In a boost to the study of waterfowl migration, a bar-headed goose that had been red-tagged around the neck with an identification number, H55, at Pong dam on March 16 has been observed and photographed near the Katli fish farm, Rupnagar, on the Sutlej river on December 1. This is the third such sighting across India of geese caught, tagged and released at Pong by the Bombay Natural History Society and the Himachal Pradesh forest and wildlife department.
The goose migrates to the Indian plains from China, Central Asia, Tibet and Ladakh in late autumn, and returns there in spring. DS Dhadwal, assistant conservator (forests) at Pong, said: “The goose ( H55) was again recorded at Pong lake on November 11, 2013; it stayed at Pong for some days before flying down to Ropar and was photographed there by Parbhat Bhatti.
This sighting not only helps us map migration, but also encourages more people to observe and photograph birds as finding such tagged specimens is considered a rarity. It elevates bird-watching from a mere pastime to a participation in a scientific project as many such field sightings are reported to scientists by amateurs and bird enthusiasts.’’
The two other sightings of geese, which were collared at Pong, include a goose tagged, H19, at the Tsokar wetlands in Ladakh on August 28, 2013, and a goose tagged, H73, at the Kadamkulam lake in Kerala on December 26, 2012. The goose was observed at Tsokar by a team of the WWF-India and the Jammu and Kashmir wildlife department.
In Kerala, the goose was photographed by birdwatchers Rajesh Balakrishnan, Jayachandran Sankaran and Raju Sankaran.
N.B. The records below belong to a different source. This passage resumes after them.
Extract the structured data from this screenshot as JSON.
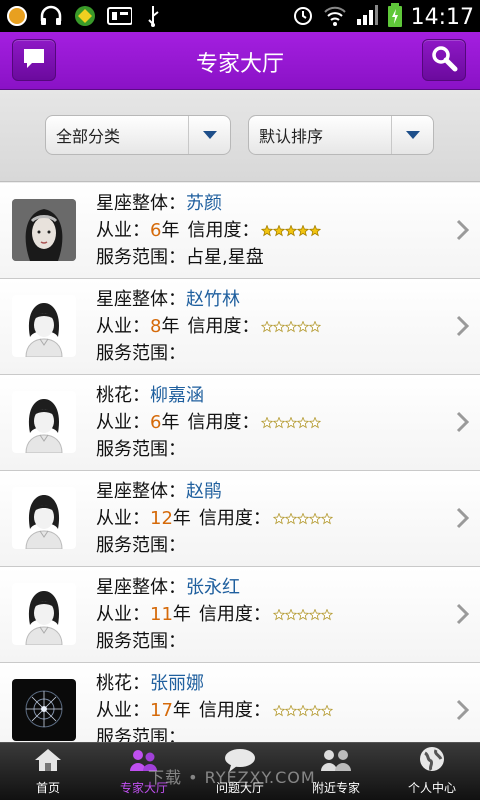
{
  "status_bar": {
    "time": "14:17"
  },
  "header": {
    "title": "专家大厅"
  },
  "filters": {
    "category": "全部分类",
    "sort": "默认排序"
  },
  "experts": [
    {
      "category": "星座整体：",
      "name": "苏颜",
      "years_label": "从业：",
      "years": "6",
      "year_unit": "年",
      "credit_label": "信用度：",
      "service_label": "服务范围：",
      "service": "占星,星盘",
      "avatar": "photo",
      "stars": "gold"
    },
    {
      "category": "星座整体：",
      "name": "赵竹林",
      "years_label": "从业：",
      "years": "8",
      "year_unit": "年",
      "credit_label": "信用度：",
      "service_label": "服务范围：",
      "service": "",
      "avatar": "default",
      "stars": "gray"
    },
    {
      "category": "桃花：",
      "name": "柳嘉涵",
      "years_label": "从业：",
      "years": "6",
      "year_unit": "年",
      "credit_label": "信用度：",
      "service_label": "服务范围：",
      "service": "",
      "avatar": "default",
      "stars": "gray"
    },
    {
      "category": "星座整体：",
      "name": "赵鹃",
      "years_label": "从业：",
      "years": "12",
      "year_unit": "年",
      "credit_label": "信用度：",
      "service_label": "服务范围：",
      "service": "",
      "avatar": "default",
      "stars": "gray"
    },
    {
      "category": "星座整体：",
      "name": "张永红",
      "years_label": "从业：",
      "years": "11",
      "year_unit": "年",
      "credit_label": "信用度：",
      "service_label": "服务范围：",
      "service": "",
      "avatar": "default",
      "stars": "gray"
    },
    {
      "category": "桃花：",
      "name": "张丽娜",
      "years_label": "从业：",
      "years": "17",
      "year_unit": "年",
      "credit_label": "信用度：",
      "service_label": "服务范围：",
      "service": "",
      "avatar": "dark",
      "stars": "gray"
    }
  ],
  "tabs": [
    {
      "label": "首页",
      "icon": "home-icon"
    },
    {
      "label": "专家大厅",
      "icon": "experts-icon",
      "active": true
    },
    {
      "label": "问题大厅",
      "icon": "chat-icon"
    },
    {
      "label": "附近专家",
      "icon": "nearby-icon"
    },
    {
      "label": "个人中心",
      "icon": "globe-icon"
    }
  ],
  "watermark": "下载 • RYEZXY.COM",
  "colors": {
    "header": "#9a18d8",
    "name": "#1f5f9e",
    "years": "#d56a0a",
    "active_tab": "#c050f0"
  }
}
These three Kerala birdwatchers also sighted another green-tagged goose, K39, along with H73 in the same flock.
On inquiry, it was found that K39 had been tagged on July 12, 2011, at Terkhiin Tsagaan lake in the Arkhangai province of Mongolia. This bird (K39) was previously reported seen at Magadi lake, Karnataka, in December 2011.
While geese are caught and tagged red at Pong, the geese tagged in Mongolia by the Wildlife Science and Conservation Centre (WSCC) bear green tags. Yet another series of geese tagged in Mongolia by the Wildlife Conservation Society (WCS) have yellow neck tags. Some amazing records of geese migration include the one tagged ` NU’ by the WCS, which was photographed four winters in a row till 2011 at Paradagaon lake, Nagpur, Maharashtra. This lake was 4,500 km from NU’s breeding grounds in Mongolia.
Or, take the flight log of a goose, X37. “This bird was first captured on July 16, 2010, at Terkhiin Tsagaan lake. Since then, this bird has been reported eight times a year at three different locations in Maharashtra and Karnataka states of India.
This is fantastic news because it tells us that there is a strong connectivity between these locations in India and Terkhiin Tsagaan lake. I must declare that without our volunteer observers in India it was impossible to learn of all these records,’’ Nyambayar Batbayar, director, WSCC, told HT.